Looking at the entries, how many lines hold the word "content"? State the number by itself.
==== Records provided ====
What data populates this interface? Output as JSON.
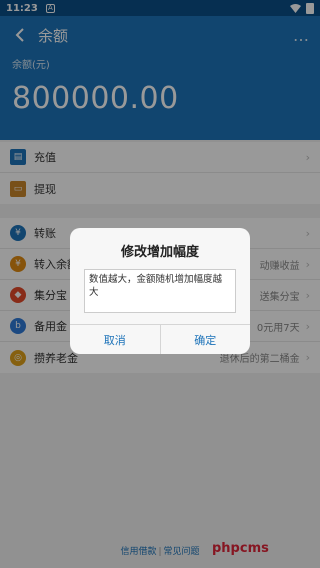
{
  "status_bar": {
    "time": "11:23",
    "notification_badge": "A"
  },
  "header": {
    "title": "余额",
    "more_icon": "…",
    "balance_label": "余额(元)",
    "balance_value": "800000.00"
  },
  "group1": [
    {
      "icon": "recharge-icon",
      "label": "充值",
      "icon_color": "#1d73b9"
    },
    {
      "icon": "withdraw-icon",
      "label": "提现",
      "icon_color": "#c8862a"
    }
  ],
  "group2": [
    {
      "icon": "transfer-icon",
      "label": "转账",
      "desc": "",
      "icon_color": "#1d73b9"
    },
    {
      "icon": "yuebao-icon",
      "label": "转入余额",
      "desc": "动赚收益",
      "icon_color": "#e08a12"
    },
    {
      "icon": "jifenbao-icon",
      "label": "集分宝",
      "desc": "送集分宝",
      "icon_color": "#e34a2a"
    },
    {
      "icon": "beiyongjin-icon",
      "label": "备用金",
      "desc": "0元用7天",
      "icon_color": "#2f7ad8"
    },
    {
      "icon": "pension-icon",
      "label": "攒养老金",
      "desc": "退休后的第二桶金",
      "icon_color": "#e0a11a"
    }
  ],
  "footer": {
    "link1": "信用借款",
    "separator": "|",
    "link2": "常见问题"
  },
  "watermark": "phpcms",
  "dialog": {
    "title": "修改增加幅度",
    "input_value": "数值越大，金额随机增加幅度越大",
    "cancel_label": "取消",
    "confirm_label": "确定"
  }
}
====
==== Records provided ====
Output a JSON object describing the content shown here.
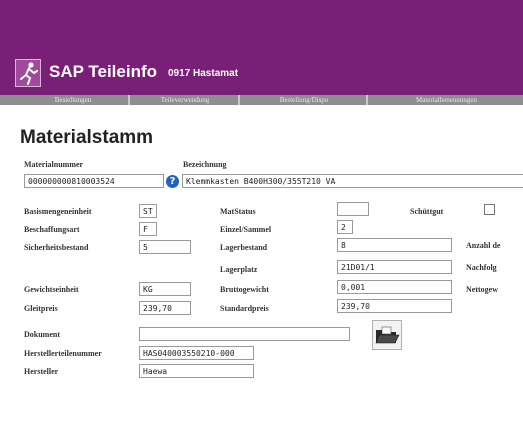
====
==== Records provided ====
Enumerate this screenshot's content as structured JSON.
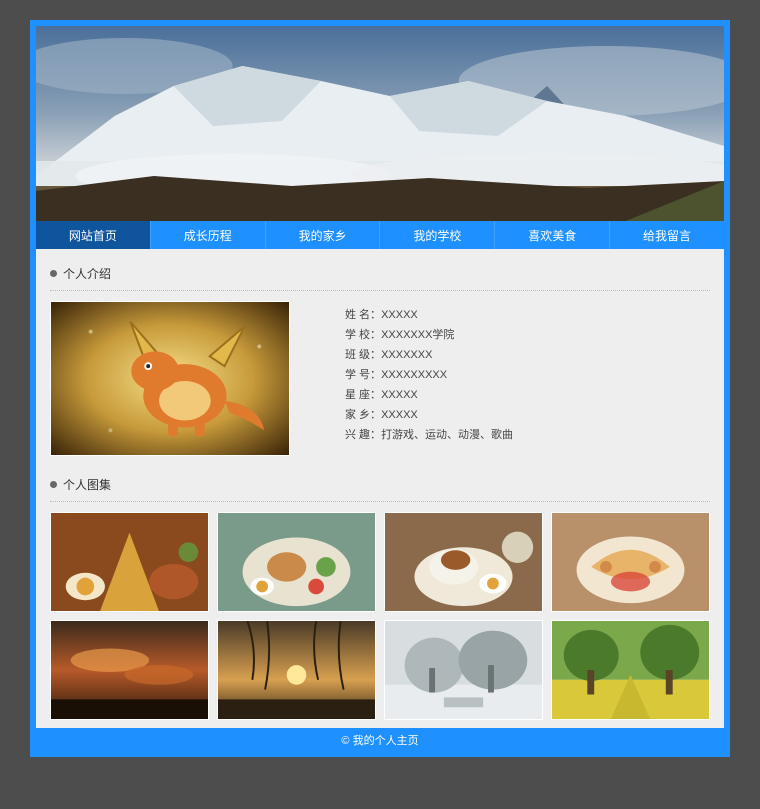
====
§ **Reply to the task**:
2